There is no bigger name in the world of British Z-car tuning than Spike Anderson, he founded the Samuri Motor Company in the 1970s to provide high performance rebuilds and performance parts for Datsuns and became a Carroll Shelby-like character.
Anderson had started out in the world of tuning working for BMC tuning firm Broadspeed in the 1960s, mainly working on Minis and Big Healeys for competition. He was well-known for focussing not just on the engines but on the whole performance package, so that the cars were faster, better in the corners, and better able to slow down.
Above Image: The interior of the car is set up for both road and track use, with race seats and harnesses, a roll cage, and a fire suppression system.
This conversion to “road race” Super Samuri specification on the car you see here is highly detailed, however the major work completed included an engine over-bore to 86mm for a capacity of 2,565cc, a gas-flowed big-valve head, a “works” high-performance cam, a Mangoletsi manifold, triple Weber 45DCOE carburetors, a heavy-duty transmission, and uprated brakes/suspension.

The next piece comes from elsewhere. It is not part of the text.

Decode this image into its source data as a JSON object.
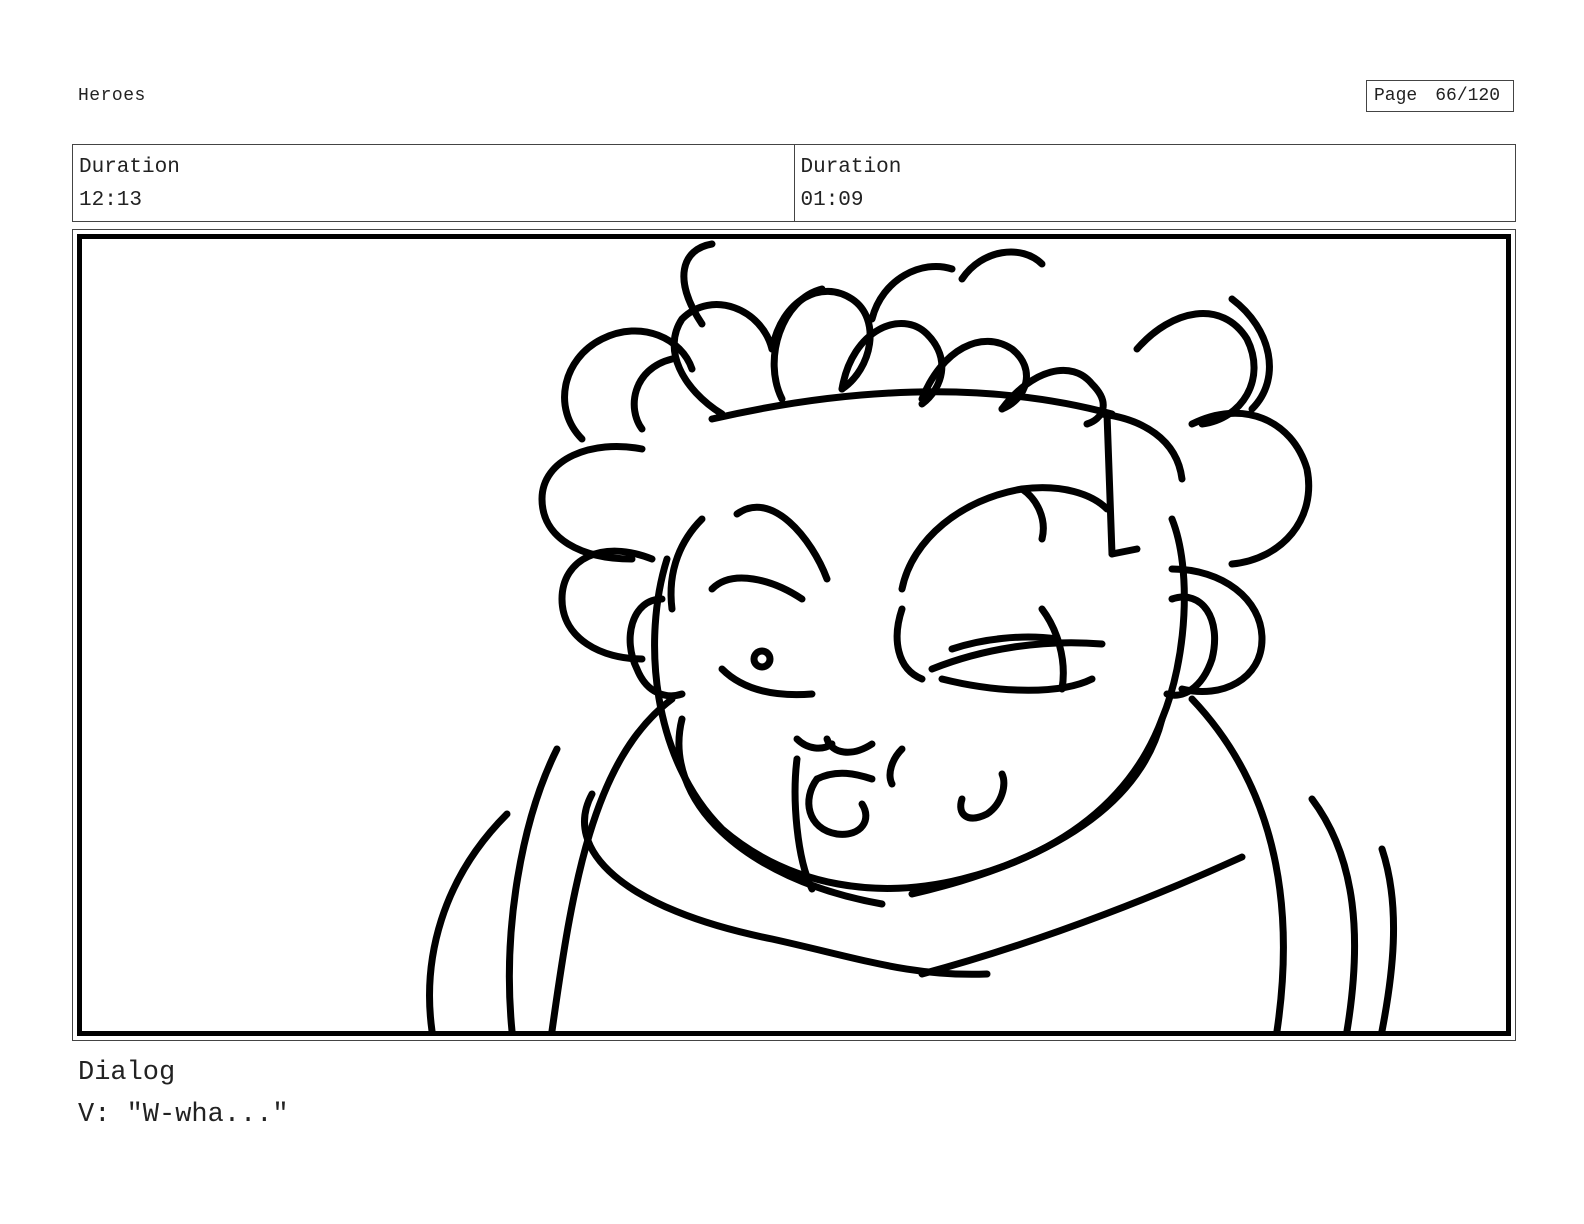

The external changes to the car are immediately noticeable, it’s been de-bumpered, fitted with extended wheel arches and spoilers, and finished in the correct Super Samuri livery with hand-applied signwriting. The car also has covered headlights, a roll bar, racing seats with harnesses, and an internal fire suppression system.
In its current trim this car is producing 183.1 bhp at 6,300 rpm as tested on the rolling-road at BD Engineering at Newington. It’s showing just 5,821 miles on the odometer and it’s road registered in the United Kingdom.
If you’d like to read more about it or register to bid you can click here to visit the listing on Silverstone Auctions, it’s due to roll across the auction block on Saturday the 27th of March and at the time of writing there’s no price estimate.
Images courtesy of Silverstone Auctions
Articles that Ben has written have been covered on CNN, Popular Mechanics, Smithsonian Magazine, Road & Track Magazine, the official Pinterest blog, the official eBay Motors blog, BuzzFeed, Autoweek Magazine, Wired Magazine, Autoblog, Gear Patrol, Jalopnik, The Verge, and many more.
Silodrome was founded by Ben back in 2010, in the years since the site has grown to become a world leader in the alternative and vintage motoring sector, with well over a million monthly readers from around the world and many hundreds of thousands of followers on social media.